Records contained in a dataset
──────────
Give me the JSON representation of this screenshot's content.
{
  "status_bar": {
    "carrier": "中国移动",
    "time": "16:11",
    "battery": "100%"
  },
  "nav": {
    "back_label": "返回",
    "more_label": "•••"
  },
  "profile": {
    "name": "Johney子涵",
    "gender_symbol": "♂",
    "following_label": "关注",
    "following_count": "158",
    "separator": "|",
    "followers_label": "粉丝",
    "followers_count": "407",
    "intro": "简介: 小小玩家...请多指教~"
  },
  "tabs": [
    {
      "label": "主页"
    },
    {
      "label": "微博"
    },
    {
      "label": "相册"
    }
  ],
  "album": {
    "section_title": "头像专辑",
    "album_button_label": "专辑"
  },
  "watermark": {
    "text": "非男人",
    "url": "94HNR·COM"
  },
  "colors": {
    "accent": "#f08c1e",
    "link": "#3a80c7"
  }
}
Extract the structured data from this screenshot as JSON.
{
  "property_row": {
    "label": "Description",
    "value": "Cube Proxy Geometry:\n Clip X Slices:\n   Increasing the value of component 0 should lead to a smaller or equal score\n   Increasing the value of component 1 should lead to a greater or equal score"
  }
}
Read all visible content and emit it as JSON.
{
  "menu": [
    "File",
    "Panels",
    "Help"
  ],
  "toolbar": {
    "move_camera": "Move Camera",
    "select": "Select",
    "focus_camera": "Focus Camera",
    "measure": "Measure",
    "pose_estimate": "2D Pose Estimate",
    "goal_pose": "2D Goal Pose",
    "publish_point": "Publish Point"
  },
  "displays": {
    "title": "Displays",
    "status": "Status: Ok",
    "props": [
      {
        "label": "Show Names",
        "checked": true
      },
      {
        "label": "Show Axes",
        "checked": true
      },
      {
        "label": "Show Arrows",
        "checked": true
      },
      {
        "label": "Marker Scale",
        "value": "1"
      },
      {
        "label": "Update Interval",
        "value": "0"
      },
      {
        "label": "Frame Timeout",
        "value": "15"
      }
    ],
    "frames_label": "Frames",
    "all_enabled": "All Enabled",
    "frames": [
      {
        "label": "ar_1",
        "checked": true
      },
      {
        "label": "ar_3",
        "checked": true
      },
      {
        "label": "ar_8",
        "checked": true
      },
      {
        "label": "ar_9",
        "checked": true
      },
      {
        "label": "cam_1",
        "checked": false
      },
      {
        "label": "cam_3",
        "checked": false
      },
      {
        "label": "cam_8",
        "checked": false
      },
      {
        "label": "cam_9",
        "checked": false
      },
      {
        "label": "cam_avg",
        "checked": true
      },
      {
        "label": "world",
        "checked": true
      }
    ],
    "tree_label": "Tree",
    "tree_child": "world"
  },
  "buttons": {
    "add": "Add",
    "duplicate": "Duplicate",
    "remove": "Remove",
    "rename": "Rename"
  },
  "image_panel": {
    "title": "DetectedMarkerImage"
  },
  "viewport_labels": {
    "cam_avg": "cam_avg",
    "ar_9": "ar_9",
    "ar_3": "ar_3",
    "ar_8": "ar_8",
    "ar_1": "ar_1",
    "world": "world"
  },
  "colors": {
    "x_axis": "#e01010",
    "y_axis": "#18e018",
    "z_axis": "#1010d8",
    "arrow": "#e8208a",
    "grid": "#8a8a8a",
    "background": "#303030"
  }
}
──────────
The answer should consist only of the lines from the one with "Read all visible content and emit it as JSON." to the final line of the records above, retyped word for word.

Read all visible content and emit it as JSON.
{
  "menu": [
    "File",
    "Panels",
    "Help"
  ],
  "toolbar": {
    "move_camera": "Move Camera",
    "select": "Select",
    "focus_camera": "Focus Camera",
    "measure": "Measure",
    "pose_estimate": "2D Pose Estimate",
    "goal_pose": "2D Goal Pose",
    "publish_point": "Publish Point"
  },
  "displays": {
    "title": "Displays",
    "status": "Status: Ok",
    "props": [
      {
        "label": "Show Names",
        "checked": true
      },
      {
        "label": "Show Axes",
        "checked": true
      },
      {
        "label": "Show Arrows",
        "checked": true
      },
      {
        "label": "Marker Scale",
        "value": "1"
      },
      {
        "label": "Update Interval",
        "value": "0"
      },
      {
        "label": "Frame Timeout",
        "value": "15"
      }
    ],
    "frames_label": "Frames",
    "all_enabled": "All Enabled",
    "frames": [
      {
        "label": "ar_1",
        "checked": true
      },
      {
        "label": "ar_3",
        "checked": true
      },
      {
        "label": "ar_8",
        "checked": true
      },
      {
        "label": "ar_9",
        "checked": true
      },
      {
        "label": "cam_1",
        "checked": false
      },
      {
        "label": "cam_3",
        "checked": false
      },
      {
        "label": "cam_8",
        "checked": false
      },
      {
        "label": "cam_9",
        "checked": false
      },
      {
        "label": "cam_avg",
        "checked": true
      },
      {
        "label": "world",
        "checked": true
      }
    ],
    "tree_label": "Tree",
    "tree_child": "world"
  },
  "buttons": {
    "add": "Add",
    "duplicate": "Duplicate",
    "remove": "Remove",
    "rename": "Rename"
  },
  "image_panel": {
    "title": "DetectedMarkerImage"
  },
  "viewport_labels": {
    "cam_avg": "cam_avg",
    "ar_9": "ar_9",
    "ar_3": "ar_3",
    "ar_8": "ar_8",
    "ar_1": "ar_1",
    "world": "world"
  },
  "colors": {
    "x_axis": "#e01010",
    "y_axis": "#18e018",
    "z_axis": "#1010d8",
    "arrow": "#e8208a",
    "grid": "#8a8a8a",
    "background": "#303030"
  }
}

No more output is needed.